= EXERCISE REQUIREMENTS =
Set down all of the entries exactly, leaving nothing out.

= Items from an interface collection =
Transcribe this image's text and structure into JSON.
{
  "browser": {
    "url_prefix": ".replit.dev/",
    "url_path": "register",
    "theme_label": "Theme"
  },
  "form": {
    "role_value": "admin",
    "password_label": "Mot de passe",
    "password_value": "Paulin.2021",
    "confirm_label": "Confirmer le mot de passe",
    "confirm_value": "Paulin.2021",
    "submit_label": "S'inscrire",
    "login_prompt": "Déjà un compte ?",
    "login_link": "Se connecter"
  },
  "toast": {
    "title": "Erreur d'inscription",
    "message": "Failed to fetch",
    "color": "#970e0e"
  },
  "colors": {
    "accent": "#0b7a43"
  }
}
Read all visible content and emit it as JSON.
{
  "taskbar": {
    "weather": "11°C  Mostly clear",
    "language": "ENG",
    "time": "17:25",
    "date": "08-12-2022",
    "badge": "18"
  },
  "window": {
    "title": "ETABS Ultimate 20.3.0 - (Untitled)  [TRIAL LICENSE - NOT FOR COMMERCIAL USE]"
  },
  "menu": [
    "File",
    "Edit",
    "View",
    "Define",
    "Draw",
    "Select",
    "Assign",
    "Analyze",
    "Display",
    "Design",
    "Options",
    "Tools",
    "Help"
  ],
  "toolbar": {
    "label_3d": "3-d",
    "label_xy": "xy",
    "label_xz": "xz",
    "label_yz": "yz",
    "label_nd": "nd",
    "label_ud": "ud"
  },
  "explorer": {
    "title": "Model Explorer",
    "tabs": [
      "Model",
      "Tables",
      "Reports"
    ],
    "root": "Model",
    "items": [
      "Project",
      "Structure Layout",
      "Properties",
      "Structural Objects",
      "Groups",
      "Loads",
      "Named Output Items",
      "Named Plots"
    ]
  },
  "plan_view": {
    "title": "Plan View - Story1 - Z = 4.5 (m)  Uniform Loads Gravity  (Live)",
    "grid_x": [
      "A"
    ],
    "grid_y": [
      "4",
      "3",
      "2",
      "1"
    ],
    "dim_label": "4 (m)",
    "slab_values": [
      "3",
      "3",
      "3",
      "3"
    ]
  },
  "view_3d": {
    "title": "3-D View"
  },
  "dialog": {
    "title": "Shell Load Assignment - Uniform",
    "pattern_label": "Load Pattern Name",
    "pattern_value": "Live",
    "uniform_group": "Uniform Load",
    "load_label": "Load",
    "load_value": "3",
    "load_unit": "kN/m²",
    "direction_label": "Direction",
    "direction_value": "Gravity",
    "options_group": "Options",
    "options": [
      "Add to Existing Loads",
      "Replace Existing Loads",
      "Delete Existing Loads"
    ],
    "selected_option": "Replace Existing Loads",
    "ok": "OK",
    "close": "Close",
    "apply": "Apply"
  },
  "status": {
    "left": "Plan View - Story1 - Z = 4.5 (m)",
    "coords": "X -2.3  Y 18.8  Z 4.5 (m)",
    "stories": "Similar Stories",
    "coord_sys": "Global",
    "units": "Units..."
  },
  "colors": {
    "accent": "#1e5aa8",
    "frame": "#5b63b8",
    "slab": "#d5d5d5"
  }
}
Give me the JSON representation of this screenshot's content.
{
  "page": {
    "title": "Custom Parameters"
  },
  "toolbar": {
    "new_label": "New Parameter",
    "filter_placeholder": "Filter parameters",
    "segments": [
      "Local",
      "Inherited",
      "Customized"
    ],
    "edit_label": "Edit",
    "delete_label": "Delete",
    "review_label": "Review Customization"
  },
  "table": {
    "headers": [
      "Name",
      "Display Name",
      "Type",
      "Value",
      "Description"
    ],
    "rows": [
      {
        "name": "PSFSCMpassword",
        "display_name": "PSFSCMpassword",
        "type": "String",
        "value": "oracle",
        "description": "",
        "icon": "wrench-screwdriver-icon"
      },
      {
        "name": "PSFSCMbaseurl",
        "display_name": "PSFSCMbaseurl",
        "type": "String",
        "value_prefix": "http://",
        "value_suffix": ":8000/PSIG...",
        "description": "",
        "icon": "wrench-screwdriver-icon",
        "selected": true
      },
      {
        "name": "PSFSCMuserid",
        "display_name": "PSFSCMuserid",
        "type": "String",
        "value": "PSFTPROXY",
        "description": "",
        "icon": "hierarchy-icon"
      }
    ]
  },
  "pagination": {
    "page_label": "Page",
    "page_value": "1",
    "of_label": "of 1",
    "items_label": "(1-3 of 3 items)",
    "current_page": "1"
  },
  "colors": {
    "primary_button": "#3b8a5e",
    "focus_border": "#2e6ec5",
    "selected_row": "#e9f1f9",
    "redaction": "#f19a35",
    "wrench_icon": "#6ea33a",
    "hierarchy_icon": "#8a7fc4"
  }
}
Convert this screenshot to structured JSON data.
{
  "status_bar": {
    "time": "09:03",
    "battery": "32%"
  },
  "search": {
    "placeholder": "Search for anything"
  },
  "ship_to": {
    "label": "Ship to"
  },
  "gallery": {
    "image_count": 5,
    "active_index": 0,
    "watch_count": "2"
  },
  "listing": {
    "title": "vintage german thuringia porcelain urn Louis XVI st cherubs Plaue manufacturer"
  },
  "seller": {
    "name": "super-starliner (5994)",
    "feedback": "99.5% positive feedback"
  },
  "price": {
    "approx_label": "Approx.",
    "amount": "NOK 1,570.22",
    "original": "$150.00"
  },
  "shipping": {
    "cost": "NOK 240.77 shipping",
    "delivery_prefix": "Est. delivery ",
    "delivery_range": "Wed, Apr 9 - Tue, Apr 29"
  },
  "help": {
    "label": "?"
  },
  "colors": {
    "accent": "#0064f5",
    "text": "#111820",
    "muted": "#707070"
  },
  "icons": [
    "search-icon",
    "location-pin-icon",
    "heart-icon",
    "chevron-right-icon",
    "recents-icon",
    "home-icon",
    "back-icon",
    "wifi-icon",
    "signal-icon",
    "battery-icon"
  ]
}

= COMPLETED TASK =
Transcribe this image's text and structure into JSON.
{
  "browser": {
    "url_prefix": ".replit.dev/",
    "url_path": "register",
    "theme_label": "Theme"
  },
  "form": {
    "role_value": "admin",
    "password_label": "Mot de passe",
    "password_value": "Paulin.2021",
    "confirm_label": "Confirmer le mot de passe",
    "confirm_value": "Paulin.2021",
    "submit_label": "S'inscrire",
    "login_prompt": "Déjà un compte ?",
    "login_link": "Se connecter"
  },
  "toast": {
    "title": "Erreur d'inscription",
    "message": "Failed to fetch",
    "color": "#970e0e"
  },
  "colors": {
    "accent": "#0b7a43"
  }
}
Read all visible content and emit it as JSON.
{
  "taskbar": {
    "weather": "11°C  Mostly clear",
    "language": "ENG",
    "time": "17:25",
    "date": "08-12-2022",
    "badge": "18"
  },
  "window": {
    "title": "ETABS Ultimate 20.3.0 - (Untitled)  [TRIAL LICENSE - NOT FOR COMMERCIAL USE]"
  },
  "menu": [
    "File",
    "Edit",
    "View",
    "Define",
    "Draw",
    "Select",
    "Assign",
    "Analyze",
    "Display",
    "Design",
    "Options",
    "Tools",
    "Help"
  ],
  "toolbar": {
    "label_3d": "3-d",
    "label_xy": "xy",
    "label_xz": "xz",
    "label_yz": "yz",
    "label_nd": "nd",
    "label_ud": "ud"
  },
  "explorer": {
    "title": "Model Explorer",
    "tabs": [
      "Model",
      "Tables",
      "Reports"
    ],
    "root": "Model",
    "items": [
      "Project",
      "Structure Layout",
      "Properties",
      "Structural Objects",
      "Groups",
      "Loads",
      "Named Output Items",
      "Named Plots"
    ]
  },
  "plan_view": {
    "title": "Plan View - Story1 - Z = 4.5 (m)  Uniform Loads Gravity  (Live)",
    "grid_x": [
      "A"
    ],
    "grid_y": [
      "4",
      "3",
      "2",
      "1"
    ],
    "dim_label": "4 (m)",
    "slab_values": [
      "3",
      "3",
      "3",
      "3"
    ]
  },
  "view_3d": {
    "title": "3-D View"
  },
  "dialog": {
    "title": "Shell Load Assignment - Uniform",
    "pattern_label": "Load Pattern Name",
    "pattern_value": "Live",
    "uniform_group": "Uniform Load",
    "load_label": "Load",
    "load_value": "3",
    "load_unit": "kN/m²",
    "direction_label": "Direction",
    "direction_value": "Gravity",
    "options_group": "Options",
    "options": [
      "Add to Existing Loads",
      "Replace Existing Loads",
      "Delete Existing Loads"
    ],
    "selected_option": "Replace Existing Loads",
    "ok": "OK",
    "close": "Close",
    "apply": "Apply"
  },
  "status": {
    "left": "Plan View - Story1 - Z = 4.5 (m)",
    "coords": "X -2.3  Y 18.8  Z 4.5 (m)",
    "stories": "Similar Stories",
    "coord_sys": "Global",
    "units": "Units..."
  },
  "colors": {
    "accent": "#1e5aa8",
    "frame": "#5b63b8",
    "slab": "#d5d5d5"
  }
}
Give me the JSON representation of this screenshot's content.
{
  "page": {
    "title": "Custom Parameters"
  },
  "toolbar": {
    "new_label": "New Parameter",
    "filter_placeholder": "Filter parameters",
    "segments": [
      "Local",
      "Inherited",
      "Customized"
    ],
    "edit_label": "Edit",
    "delete_label": "Delete",
    "review_label": "Review Customization"
  },
  "table": {
    "headers": [
      "Name",
      "Display Name",
      "Type",
      "Value",
      "Description"
    ],
    "rows": [
      {
        "name": "PSFSCMpassword",
        "display_name": "PSFSCMpassword",
        "type": "String",
        "value": "oracle",
        "description": "",
        "icon": "wrench-screwdriver-icon"
      },
      {
        "name": "PSFSCMbaseurl",
        "display_name": "PSFSCMbaseurl",
        "type": "String",
        "value_prefix": "http://",
        "value_suffix": ":8000/PSIG...",
        "description": "",
        "icon": "wrench-screwdriver-icon",
        "selected": true
      },
      {
        "name": "PSFSCMuserid",
        "display_name": "PSFSCMuserid",
        "type": "String",
        "value": "PSFTPROXY",
        "description": "",
        "icon": "hierarchy-icon"
      }
    ]
  },
  "pagination": {
    "page_label": "Page",
    "page_value": "1",
    "of_label": "of 1",
    "items_label": "(1-3 of 3 items)",
    "current_page": "1"
  },
  "colors": {
    "primary_button": "#3b8a5e",
    "focus_border": "#2e6ec5",
    "selected_row": "#e9f1f9",
    "redaction": "#f19a35",
    "wrench_icon": "#6ea33a",
    "hierarchy_icon": "#8a7fc4"
  }
}
Convert this screenshot to structured JSON data.
{
  "status_bar": {
    "time": "09:03",
    "battery": "32%"
  },
  "search": {
    "placeholder": "Search for anything"
  },
  "ship_to": {
    "label": "Ship to"
  },
  "gallery": {
    "image_count": 5,
    "active_index": 0,
    "watch_count": "2"
  },
  "listing": {
    "title": "vintage german thuringia porcelain urn Louis XVI st cherubs Plaue manufacturer"
  },
  "seller": {
    "name": "super-starliner (5994)",
    "feedback": "99.5% positive feedback"
  },
  "price": {
    "approx_label": "Approx.",
    "amount": "NOK 1,570.22",
    "original": "$150.00"
  },
  "shipping": {
    "cost": "NOK 240.77 shipping",
    "delivery_prefix": "Est. delivery ",
    "delivery_range": "Wed, Apr 9 - Tue, Apr 29"
  },
  "help": {
    "label": "?"
  },
  "colors": {
    "accent": "#0064f5",
    "text": "#111820",
    "muted": "#707070"
  },
  "icons": [
    "search-icon",
    "location-pin-icon",
    "heart-icon",
    "chevron-right-icon",
    "recents-icon",
    "home-icon",
    "back-icon",
    "wifi-icon",
    "signal-icon",
    "battery-icon"
  ]
}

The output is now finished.